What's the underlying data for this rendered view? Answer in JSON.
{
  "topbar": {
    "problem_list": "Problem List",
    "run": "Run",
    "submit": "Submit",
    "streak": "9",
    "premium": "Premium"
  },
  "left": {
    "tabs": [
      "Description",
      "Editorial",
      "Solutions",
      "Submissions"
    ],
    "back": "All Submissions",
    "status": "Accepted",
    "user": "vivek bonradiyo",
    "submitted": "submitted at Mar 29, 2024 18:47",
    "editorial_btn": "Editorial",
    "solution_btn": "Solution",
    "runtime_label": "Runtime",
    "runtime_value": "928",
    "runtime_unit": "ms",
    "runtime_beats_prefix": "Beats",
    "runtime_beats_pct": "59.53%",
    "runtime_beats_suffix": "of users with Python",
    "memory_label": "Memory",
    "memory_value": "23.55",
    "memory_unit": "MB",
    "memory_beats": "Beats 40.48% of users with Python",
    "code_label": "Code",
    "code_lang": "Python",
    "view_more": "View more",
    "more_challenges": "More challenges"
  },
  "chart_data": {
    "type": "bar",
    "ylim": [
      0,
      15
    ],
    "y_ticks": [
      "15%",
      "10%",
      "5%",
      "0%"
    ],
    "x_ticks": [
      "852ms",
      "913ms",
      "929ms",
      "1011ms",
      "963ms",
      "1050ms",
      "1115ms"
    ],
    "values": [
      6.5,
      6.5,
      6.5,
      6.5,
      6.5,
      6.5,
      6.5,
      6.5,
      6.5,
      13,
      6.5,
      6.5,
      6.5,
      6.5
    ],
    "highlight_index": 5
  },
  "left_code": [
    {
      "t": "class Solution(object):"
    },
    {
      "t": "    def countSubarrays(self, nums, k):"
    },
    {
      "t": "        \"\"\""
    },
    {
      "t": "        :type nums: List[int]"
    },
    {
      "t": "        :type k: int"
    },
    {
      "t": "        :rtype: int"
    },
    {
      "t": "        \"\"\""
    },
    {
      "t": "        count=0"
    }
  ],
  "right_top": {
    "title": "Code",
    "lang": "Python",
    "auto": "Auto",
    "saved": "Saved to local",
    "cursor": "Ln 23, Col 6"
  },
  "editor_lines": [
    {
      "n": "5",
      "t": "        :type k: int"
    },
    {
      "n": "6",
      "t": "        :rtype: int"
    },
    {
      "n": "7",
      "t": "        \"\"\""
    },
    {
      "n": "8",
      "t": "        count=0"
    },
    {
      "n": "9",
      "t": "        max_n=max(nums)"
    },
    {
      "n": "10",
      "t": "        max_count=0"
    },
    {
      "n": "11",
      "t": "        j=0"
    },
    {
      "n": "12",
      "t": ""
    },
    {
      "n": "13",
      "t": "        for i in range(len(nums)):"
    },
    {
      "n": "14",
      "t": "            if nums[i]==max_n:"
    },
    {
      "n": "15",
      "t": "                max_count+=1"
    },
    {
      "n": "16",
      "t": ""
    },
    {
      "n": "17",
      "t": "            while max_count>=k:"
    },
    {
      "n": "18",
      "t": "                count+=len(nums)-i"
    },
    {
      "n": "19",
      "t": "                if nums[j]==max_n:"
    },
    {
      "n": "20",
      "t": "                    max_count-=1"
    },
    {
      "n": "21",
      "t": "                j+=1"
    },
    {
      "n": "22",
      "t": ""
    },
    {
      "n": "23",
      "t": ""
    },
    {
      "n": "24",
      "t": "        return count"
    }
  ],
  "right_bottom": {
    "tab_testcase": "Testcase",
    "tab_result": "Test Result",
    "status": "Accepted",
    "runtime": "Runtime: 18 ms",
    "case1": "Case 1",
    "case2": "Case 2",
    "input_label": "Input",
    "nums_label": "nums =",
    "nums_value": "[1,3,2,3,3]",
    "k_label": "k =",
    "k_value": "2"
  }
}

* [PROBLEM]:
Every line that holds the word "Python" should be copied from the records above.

* [TASK SOLUTION]:
    "runtime_beats_suffix": "of users with Python",
    "memory_beats": "Beats 40.48% of users with Python",
    "code_lang": "Python",
    "lang": "Python",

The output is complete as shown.